Description of the task: Each line of the data that includes "value" must be copied.

---------- Input material

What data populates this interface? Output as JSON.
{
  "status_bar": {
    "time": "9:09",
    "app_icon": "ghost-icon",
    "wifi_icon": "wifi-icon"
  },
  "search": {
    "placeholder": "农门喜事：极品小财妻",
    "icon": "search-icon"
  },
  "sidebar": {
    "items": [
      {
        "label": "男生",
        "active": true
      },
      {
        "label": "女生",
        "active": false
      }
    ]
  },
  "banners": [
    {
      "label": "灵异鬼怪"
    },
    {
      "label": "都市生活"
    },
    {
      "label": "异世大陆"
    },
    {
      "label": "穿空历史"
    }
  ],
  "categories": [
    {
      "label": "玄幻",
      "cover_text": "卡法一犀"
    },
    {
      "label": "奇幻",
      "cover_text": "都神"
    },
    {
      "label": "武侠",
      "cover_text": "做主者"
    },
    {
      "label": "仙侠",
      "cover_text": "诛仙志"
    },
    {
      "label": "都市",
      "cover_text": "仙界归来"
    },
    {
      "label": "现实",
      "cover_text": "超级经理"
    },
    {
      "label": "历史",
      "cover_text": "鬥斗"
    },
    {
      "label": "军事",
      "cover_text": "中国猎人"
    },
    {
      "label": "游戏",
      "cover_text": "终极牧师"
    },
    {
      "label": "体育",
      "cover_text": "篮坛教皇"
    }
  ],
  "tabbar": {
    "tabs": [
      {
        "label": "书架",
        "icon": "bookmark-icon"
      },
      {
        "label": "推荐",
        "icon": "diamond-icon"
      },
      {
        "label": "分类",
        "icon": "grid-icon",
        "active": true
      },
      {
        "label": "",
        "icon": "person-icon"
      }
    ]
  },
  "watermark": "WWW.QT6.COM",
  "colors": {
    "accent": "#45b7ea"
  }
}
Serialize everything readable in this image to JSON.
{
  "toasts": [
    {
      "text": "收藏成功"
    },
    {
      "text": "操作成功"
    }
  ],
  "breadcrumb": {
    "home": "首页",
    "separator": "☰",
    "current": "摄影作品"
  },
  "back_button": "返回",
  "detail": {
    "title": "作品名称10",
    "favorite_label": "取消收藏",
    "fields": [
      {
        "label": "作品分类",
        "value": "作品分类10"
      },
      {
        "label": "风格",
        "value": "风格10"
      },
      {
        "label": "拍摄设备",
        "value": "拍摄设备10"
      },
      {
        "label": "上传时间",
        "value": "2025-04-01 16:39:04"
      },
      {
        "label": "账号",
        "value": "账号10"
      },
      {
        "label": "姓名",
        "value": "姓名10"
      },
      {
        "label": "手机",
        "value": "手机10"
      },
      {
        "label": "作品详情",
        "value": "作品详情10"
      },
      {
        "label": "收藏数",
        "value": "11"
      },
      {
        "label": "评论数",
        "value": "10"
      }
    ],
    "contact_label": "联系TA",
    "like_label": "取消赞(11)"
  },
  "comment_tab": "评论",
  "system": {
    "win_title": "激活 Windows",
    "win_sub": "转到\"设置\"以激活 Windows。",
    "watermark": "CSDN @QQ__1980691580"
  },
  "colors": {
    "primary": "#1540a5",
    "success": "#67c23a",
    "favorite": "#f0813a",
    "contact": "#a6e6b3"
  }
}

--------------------

Task output:
        "value": "作品分类10"
        "value": "风格10"
        "value": "拍摄设备10"
        "value": "2025-04-01 16:39:04"
        "value": "账号10"
        "value": "姓名10"
        "value": "手机10"
        "value": "作品详情10"
        "value": "11"
        "value": "10"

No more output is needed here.